In the entries below, find every line with the string "General" and copy it.

(Beginning of RECORDS SHOWN)

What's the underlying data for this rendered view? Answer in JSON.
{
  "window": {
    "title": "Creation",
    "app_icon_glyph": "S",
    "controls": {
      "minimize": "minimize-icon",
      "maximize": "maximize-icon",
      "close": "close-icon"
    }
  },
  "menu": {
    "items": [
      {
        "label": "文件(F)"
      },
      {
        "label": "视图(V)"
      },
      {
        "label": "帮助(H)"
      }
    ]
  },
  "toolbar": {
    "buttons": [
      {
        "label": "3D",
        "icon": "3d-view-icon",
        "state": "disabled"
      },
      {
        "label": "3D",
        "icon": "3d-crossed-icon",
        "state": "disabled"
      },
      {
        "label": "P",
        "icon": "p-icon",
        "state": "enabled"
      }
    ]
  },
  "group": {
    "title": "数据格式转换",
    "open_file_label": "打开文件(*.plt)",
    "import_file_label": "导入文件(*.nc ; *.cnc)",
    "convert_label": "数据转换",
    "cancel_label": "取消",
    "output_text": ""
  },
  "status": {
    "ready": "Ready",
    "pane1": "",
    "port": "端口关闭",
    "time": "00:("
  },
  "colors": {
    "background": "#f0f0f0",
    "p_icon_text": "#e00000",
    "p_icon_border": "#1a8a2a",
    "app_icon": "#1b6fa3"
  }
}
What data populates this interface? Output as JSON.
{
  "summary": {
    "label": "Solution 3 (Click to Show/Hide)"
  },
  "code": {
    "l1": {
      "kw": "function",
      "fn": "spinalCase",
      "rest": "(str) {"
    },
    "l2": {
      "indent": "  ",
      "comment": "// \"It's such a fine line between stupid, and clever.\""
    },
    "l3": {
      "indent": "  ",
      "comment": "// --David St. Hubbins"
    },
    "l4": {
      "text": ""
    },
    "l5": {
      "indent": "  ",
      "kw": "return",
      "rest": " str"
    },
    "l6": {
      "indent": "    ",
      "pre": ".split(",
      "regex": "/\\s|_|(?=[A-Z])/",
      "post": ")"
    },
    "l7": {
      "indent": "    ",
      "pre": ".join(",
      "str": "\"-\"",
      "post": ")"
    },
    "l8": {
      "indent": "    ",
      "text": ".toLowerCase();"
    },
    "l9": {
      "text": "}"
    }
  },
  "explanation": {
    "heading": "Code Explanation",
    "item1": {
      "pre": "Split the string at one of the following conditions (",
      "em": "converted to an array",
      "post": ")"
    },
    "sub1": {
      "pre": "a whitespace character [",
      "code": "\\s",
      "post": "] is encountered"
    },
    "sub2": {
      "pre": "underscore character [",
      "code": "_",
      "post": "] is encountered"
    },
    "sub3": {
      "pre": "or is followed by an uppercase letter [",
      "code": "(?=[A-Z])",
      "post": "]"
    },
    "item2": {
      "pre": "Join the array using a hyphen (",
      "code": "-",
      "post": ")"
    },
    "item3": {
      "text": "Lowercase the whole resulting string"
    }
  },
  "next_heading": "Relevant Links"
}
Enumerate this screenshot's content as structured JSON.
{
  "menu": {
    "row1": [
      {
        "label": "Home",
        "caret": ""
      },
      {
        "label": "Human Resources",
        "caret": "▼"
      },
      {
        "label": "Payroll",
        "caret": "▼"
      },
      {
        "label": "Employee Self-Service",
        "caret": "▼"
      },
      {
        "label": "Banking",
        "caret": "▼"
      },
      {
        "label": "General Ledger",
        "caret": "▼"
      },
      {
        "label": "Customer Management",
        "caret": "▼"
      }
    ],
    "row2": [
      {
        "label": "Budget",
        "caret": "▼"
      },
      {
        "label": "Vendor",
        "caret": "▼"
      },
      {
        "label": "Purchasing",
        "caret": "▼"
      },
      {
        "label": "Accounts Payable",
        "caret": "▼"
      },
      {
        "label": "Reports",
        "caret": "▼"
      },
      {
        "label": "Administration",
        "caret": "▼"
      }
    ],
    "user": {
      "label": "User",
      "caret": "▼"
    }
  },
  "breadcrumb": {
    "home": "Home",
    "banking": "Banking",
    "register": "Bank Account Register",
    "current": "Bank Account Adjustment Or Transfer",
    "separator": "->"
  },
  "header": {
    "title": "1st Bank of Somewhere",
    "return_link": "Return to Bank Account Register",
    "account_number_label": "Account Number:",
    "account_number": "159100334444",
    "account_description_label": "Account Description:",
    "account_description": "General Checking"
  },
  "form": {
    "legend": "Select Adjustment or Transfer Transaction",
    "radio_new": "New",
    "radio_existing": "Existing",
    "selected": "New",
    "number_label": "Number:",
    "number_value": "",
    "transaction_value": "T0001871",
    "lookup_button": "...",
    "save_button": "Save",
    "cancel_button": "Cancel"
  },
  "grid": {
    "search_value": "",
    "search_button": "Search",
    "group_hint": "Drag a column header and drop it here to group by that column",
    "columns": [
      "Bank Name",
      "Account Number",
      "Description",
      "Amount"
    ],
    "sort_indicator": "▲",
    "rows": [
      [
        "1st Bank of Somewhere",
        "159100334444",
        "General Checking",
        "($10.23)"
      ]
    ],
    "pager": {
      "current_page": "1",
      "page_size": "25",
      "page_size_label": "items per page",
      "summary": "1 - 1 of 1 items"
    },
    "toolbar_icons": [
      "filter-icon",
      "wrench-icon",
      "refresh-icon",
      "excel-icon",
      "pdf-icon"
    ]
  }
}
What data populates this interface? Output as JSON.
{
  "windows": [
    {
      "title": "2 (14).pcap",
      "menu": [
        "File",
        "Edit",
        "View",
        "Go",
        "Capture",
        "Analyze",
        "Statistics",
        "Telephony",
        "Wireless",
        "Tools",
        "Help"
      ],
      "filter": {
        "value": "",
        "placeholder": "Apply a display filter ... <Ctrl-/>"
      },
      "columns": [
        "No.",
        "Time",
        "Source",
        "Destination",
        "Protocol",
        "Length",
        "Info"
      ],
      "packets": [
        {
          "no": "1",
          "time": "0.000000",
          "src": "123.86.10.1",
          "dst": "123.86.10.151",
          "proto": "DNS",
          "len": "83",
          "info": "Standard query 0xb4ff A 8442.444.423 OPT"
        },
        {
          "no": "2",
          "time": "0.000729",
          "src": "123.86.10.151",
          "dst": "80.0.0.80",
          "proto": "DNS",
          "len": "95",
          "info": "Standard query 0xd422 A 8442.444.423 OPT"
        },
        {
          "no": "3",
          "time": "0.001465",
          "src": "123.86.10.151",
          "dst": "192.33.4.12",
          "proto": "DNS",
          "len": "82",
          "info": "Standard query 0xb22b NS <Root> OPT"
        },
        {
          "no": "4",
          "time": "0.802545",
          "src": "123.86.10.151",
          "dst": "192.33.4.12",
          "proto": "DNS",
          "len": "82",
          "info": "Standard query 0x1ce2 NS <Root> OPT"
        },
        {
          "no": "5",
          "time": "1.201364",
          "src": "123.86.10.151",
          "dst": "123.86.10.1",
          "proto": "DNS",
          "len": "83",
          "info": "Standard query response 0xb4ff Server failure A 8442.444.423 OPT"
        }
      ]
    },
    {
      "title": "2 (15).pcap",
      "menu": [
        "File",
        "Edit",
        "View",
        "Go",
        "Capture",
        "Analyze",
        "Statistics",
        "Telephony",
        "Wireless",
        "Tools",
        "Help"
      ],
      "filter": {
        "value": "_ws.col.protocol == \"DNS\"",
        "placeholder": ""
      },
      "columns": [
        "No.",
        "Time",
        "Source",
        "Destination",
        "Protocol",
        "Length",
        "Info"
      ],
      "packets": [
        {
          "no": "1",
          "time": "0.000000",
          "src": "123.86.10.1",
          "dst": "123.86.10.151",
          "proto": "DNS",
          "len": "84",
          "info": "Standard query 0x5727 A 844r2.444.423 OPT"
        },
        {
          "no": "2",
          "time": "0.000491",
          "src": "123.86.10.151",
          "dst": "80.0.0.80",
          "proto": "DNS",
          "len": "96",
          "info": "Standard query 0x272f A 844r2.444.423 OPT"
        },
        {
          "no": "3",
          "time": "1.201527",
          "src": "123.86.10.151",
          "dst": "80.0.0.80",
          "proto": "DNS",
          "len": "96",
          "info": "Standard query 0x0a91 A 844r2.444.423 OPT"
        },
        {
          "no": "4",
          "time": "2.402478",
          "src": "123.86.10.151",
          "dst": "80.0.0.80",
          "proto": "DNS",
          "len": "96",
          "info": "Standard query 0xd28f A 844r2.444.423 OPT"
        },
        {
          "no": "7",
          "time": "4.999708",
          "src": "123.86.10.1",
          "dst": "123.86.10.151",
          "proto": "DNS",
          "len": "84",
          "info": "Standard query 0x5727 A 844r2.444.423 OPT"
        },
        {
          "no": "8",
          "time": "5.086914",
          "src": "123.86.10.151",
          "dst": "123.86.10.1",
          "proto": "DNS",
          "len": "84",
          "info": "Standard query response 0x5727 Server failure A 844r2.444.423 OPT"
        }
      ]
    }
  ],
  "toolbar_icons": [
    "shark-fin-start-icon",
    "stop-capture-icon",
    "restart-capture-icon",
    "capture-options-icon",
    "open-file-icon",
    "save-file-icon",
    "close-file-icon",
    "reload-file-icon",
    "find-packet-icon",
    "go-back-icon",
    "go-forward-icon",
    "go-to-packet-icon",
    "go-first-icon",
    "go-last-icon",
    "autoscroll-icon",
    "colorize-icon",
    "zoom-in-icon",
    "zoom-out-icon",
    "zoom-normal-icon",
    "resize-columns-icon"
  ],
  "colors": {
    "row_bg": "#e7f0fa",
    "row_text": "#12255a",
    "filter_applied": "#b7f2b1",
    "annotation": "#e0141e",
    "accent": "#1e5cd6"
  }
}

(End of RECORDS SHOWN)

**RESPONSE TO THE EXERCISE**.
        "label": "General Ledger",
    "account_description": "General Checking"
        "General Checking",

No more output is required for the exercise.